What the exercise asks:
From top to bottom, each entry below must be reproduced exactly.

(Element data from apps and pages)

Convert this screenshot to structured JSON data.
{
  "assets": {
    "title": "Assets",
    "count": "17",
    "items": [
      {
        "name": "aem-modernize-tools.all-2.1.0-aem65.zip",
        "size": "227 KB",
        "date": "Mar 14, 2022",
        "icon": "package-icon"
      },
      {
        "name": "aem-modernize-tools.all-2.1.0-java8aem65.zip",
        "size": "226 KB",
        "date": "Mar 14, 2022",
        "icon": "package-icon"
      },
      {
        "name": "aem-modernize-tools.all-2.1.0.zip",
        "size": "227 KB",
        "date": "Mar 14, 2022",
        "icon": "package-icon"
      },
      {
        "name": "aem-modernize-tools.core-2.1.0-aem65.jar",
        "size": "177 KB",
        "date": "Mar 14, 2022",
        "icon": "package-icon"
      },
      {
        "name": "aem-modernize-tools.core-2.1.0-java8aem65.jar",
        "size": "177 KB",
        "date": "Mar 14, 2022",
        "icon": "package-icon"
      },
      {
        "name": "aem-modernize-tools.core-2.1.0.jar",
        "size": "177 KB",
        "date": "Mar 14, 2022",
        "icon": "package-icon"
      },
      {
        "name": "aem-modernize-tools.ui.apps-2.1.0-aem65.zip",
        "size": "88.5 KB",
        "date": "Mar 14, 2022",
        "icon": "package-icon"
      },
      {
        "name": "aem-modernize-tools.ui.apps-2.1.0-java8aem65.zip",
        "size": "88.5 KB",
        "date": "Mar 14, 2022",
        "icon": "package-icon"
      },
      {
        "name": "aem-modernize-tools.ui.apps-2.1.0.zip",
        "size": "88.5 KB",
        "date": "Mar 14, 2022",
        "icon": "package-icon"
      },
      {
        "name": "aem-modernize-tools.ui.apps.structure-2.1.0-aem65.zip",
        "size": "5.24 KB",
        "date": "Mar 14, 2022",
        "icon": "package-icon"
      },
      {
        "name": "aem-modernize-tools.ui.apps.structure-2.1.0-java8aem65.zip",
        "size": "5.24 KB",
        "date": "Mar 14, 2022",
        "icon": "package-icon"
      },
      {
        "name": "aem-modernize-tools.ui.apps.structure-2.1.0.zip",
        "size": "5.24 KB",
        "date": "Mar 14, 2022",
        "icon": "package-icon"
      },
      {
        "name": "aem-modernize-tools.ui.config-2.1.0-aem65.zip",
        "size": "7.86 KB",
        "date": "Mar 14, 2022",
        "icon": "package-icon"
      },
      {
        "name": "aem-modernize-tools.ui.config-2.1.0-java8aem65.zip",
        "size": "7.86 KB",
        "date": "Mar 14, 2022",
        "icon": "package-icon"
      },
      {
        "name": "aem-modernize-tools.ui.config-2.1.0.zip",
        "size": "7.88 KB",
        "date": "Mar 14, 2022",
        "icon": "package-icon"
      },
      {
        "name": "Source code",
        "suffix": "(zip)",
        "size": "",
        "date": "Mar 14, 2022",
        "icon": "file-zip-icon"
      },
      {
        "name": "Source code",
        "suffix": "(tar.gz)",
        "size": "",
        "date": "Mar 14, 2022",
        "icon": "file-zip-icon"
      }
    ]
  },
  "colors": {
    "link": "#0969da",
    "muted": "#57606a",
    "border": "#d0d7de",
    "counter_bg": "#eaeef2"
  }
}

Result of this task:
Convert this screenshot to structured JSON data.
{
  "assets": {
    "title": "Assets",
    "count": "17",
    "items": [
      {
        "name": "aem-modernize-tools.all-2.1.0-aem65.zip",
        "size": "227 KB",
        "date": "Mar 14, 2022",
        "icon": "package-icon"
      },
      {
        "name": "aem-modernize-tools.all-2.1.0-java8aem65.zip",
        "size": "226 KB",
        "date": "Mar 14, 2022",
        "icon": "package-icon"
      },
      {
        "name": "aem-modernize-tools.all-2.1.0.zip",
        "size": "227 KB",
        "date": "Mar 14, 2022",
        "icon": "package-icon"
      },
      {
        "name": "aem-modernize-tools.core-2.1.0-aem65.jar",
        "size": "177 KB",
        "date": "Mar 14, 2022",
        "icon": "package-icon"
      },
      {
        "name": "aem-modernize-tools.core-2.1.0-java8aem65.jar",
        "size": "177 KB",
        "date": "Mar 14, 2022",
        "icon": "package-icon"
      },
      {
        "name": "aem-modernize-tools.core-2.1.0.jar",
        "size": "177 KB",
        "date": "Mar 14, 2022",
        "icon": "package-icon"
      },
      {
        "name": "aem-modernize-tools.ui.apps-2.1.0-aem65.zip",
        "size": "88.5 KB",
        "date": "Mar 14, 2022",
        "icon": "package-icon"
      },
      {
        "name": "aem-modernize-tools.ui.apps-2.1.0-java8aem65.zip",
        "size": "88.5 KB",
        "date": "Mar 14, 2022",
        "icon": "package-icon"
      },
      {
        "name": "aem-modernize-tools.ui.apps-2.1.0.zip",
        "size": "88.5 KB",
        "date": "Mar 14, 2022",
        "icon": "package-icon"
      },
      {
        "name": "aem-modernize-tools.ui.apps.structure-2.1.0-aem65.zip",
        "size": "5.24 KB",
        "date": "Mar 14, 2022",
        "icon": "package-icon"
      },
      {
        "name": "aem-modernize-tools.ui.apps.structure-2.1.0-java8aem65.zip",
        "size": "5.24 KB",
        "date": "Mar 14, 2022",
        "icon": "package-icon"
      },
      {
        "name": "aem-modernize-tools.ui.apps.structure-2.1.0.zip",
        "size": "5.24 KB",
        "date": "Mar 14, 2022",
        "icon": "package-icon"
      },
      {
        "name": "aem-modernize-tools.ui.config-2.1.0-aem65.zip",
        "size": "7.86 KB",
        "date": "Mar 14, 2022",
        "icon": "package-icon"
      },
      {
        "name": "aem-modernize-tools.ui.config-2.1.0-java8aem65.zip",
        "size": "7.86 KB",
        "date": "Mar 14, 2022",
        "icon": "package-icon"
      },
      {
        "name": "aem-modernize-tools.ui.config-2.1.0.zip",
        "size": "7.88 KB",
        "date": "Mar 14, 2022",
        "icon": "package-icon"
      },
      {
        "name": "Source code",
        "suffix": "(zip)",
        "size": "",
        "date": "Mar 14, 2022",
        "icon": "file-zip-icon"
      },
      {
        "name": "Source code",
        "suffix": "(tar.gz)",
        "size": "",
        "date": "Mar 14, 2022",
        "icon": "file-zip-icon"
      }
    ]
  },
  "colors": {
    "link": "#0969da",
    "muted": "#57606a",
    "border": "#d0d7de",
    "counter_bg": "#eaeef2"
  }
}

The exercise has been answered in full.